A Jordanian air force helicopter carrying the 75-year-old leader and his entourage lifted off from the courtyard of Arafat's compound for Amman, Jordan. From there, the Palestinian leader, who is suffering from a still-undisclosed illness that led to his collapse Wednesday, was to be flown to Paris.
A frail and tottering Arafat — wearing an olive green jacket and a Russian-style fur cap — waved to chanting onlookers as he climbed aboard the aircraft.
Arafat's wife, Suha, who lives in Paris, arrived at his headquarters here Thursday, and the decision to have him receive medical care in France was announced shortly after. The couple, who have a young daughter, have mainly lived apart since the outbreak of the current Palestinian uprising, or intifada, a little more than four years ago.
Arafat has been suffering from stomach pains, fever and nausea for nearly two weeks, his aides say. On Wednesday night, he briefly lapsed into unconsciousness, according to news accounts and Palestinian officials — a development that triggered the urgent attention of a dozen doctors, and prompted senior aides to gather at the compound. On Thursday, his condition was said to have stabilized, though he remained weak and at times disoriented.
Doctors and news reports said blood tests had revealed that Arafat suffered from a low platelet count, which interferes with blood clotting. That prompted speculation he might be suffering from leukemia. More tests were needed to rule out other potential causes such as a virus or blood poisoning, members of his medical team told reporters at Arafat's headquarters, known as the Muqata.
Arafat has spent more than two years at the compound, in effect under house arrest by the Israeli government. His departure could usher in a prolonged period of political uncertainty for the Palestinians, even if his treatment is successful and he is able to return to the West Bank.
"This is the end of an era," said Israeli TV's leading Arab-affairs commentator, Oded Granot. "Now begins the twilight time, which could be long or short . The Palestinians will have to get used to a new reality, one without Arafat, and this is a radical change."
Arafat has never designated a successor. Three lieutenants, including Prime Minister Ahmed Korei, have been authorized to handle day-to-day affairs as necessary while he is ill, but have not been granted any wider powers.
Israeli officials have been saying little about the Palestinian leader's condition, but have been having intensive talks about the potential repercussions if Arafat were to die or be forced by ill health to give up his duties. Israeli news reports have said the thinking on the part of the Israeli government is that even if Arafat recovers sufficiently to return, his powers have already been significantly eroded and he will no longer wield his previous influence.

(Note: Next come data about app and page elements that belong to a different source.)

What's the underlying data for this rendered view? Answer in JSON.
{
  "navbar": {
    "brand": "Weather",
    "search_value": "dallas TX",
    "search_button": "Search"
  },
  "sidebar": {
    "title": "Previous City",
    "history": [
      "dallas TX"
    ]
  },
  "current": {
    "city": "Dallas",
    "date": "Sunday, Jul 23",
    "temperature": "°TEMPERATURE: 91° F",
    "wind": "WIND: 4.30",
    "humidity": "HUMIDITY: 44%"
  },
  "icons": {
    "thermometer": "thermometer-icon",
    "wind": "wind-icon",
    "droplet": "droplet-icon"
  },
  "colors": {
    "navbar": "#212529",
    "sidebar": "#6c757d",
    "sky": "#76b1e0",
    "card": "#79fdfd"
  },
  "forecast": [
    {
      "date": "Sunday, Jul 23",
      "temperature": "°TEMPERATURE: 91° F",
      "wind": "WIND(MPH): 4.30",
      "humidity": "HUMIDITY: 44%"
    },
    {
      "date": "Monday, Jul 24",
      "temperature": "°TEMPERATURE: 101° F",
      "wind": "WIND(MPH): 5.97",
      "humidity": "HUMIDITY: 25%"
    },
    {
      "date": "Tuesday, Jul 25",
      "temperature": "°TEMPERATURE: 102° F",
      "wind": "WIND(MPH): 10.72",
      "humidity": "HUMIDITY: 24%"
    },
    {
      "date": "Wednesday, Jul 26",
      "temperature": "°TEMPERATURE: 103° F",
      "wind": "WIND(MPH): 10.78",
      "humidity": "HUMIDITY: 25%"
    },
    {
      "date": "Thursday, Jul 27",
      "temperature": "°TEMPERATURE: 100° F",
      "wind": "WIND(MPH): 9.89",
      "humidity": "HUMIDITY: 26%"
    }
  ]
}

Palestinians, too, have held a series of consultations, but are being very careful to avoid speculating about what would happen if Arafat did not recover. Any public mention of the Palestinian leader dying or being incapacitated is taboo.
Although the Palestinian Authority president was reported to have spent much of Thursday sleeping, he sat for photographs and videotapes shot inside his compound. Surrounded by doctors and aides and clad in pale-blue pajamas and a dark stocking cap — one of the rare times in public he has not worn his trademark military fatigues and checkered kaffiyeh headdress — Arafat grinned broadly for the cameras and clasped his doctors' hands, but appeared very pale and shrunken.

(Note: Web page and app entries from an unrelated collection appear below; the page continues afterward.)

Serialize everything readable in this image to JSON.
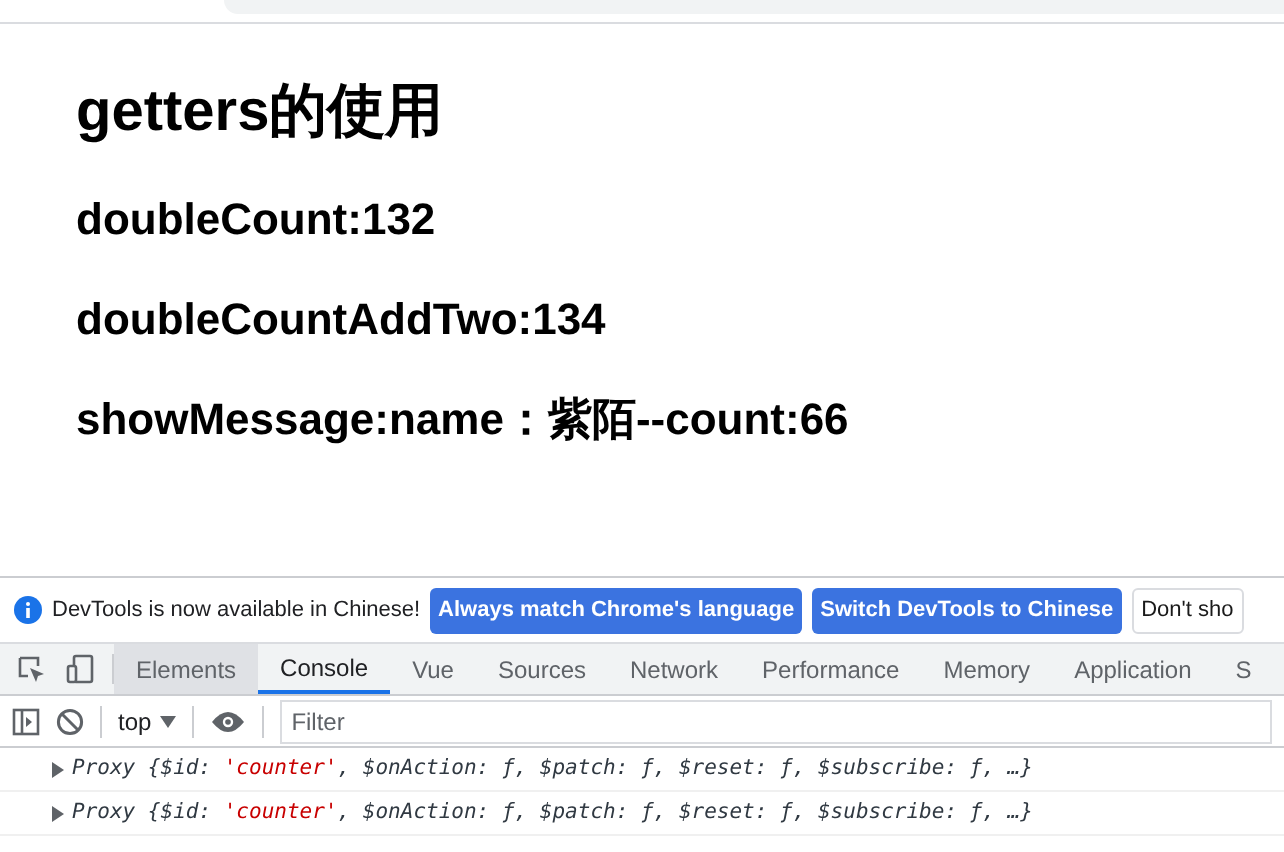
{
  "page": {
    "title": "getters的使用",
    "lines": [
      "doubleCount:132",
      "doubleCountAddTwo:134",
      "showMessage:name：紫陌--count:66"
    ]
  },
  "devtools": {
    "infobar": {
      "message": "DevTools is now available in Chinese!",
      "buttons": [
        {
          "label": "Always match Chrome's language",
          "kind": "primary"
        },
        {
          "label": "Switch DevTools to Chinese",
          "kind": "primary"
        },
        {
          "label": "Don't sho",
          "kind": "secondary"
        }
      ]
    },
    "tabs": [
      {
        "label": "Elements",
        "selected": false,
        "hovered": true
      },
      {
        "label": "Console",
        "selected": true,
        "hovered": false
      },
      {
        "label": "Vue",
        "selected": false,
        "hovered": false
      },
      {
        "label": "Sources",
        "selected": false,
        "hovered": false
      },
      {
        "label": "Network",
        "selected": false,
        "hovered": false
      },
      {
        "label": "Performance",
        "selected": false,
        "hovered": false
      },
      {
        "label": "Memory",
        "selected": false,
        "hovered": false
      },
      {
        "label": "Application",
        "selected": false,
        "hovered": false
      },
      {
        "label": "S",
        "selected": false,
        "hovered": false
      }
    ],
    "context": "top",
    "filter": {
      "placeholder": "Filter"
    },
    "logs": [
      {
        "parts": [
          {
            "text": "Proxy {$id: ",
            "kind": "plain"
          },
          {
            "text": "'counter'",
            "kind": "string"
          },
          {
            "text": ", $onAction: ƒ, $patch: ƒ, $reset: ƒ, $subscribe: ƒ, …}",
            "kind": "plain"
          }
        ]
      },
      {
        "parts": [
          {
            "text": "Proxy {$id: ",
            "kind": "plain"
          },
          {
            "text": "'counter'",
            "kind": "string"
          },
          {
            "text": ", $onAction: ƒ, $patch: ƒ, $reset: ƒ, $subscribe: ƒ, …}",
            "kind": "plain"
          }
        ]
      }
    ]
  }
}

The Palestinian leader's personal doctor, Ashraf Kurdi, told reporters that Arafat was in no immediate danger and was in good condition and high spirits.
In a policy reversal, Israeli Prime Minister Ariel Sharon promised that Arafat could return to his compound after medical treatment. Previously, Israel had not physically prevented the Palestinian leader from leaving but threatened to demolish the compound if he did. Arafat's Gaza Strip headquarters was destroyed earlier in the conflict.
Israel characterized the granting of permission for Arafat to travel as a humanitarian gesture. "Israel will not impose any restrictions" on Arafat's return to the West Bank after treatment, said Raanan Gissin, an aide to Sharon.
Although Arafat's readmission to the West Bank has been an issue in the past, the current situation is different, State Department spokesman Richard Boucher said in Washington.
"These are not political matters. The gentleman is very ill. We hope he gets the medical care he needs to return to health," Boucher said.
The cause of Arafat's infirmity remains unclear. Those close to him have blamed his fever and nausea on the flu or a bout with gallstones. But medical officials say far more serious ailments might be responsible.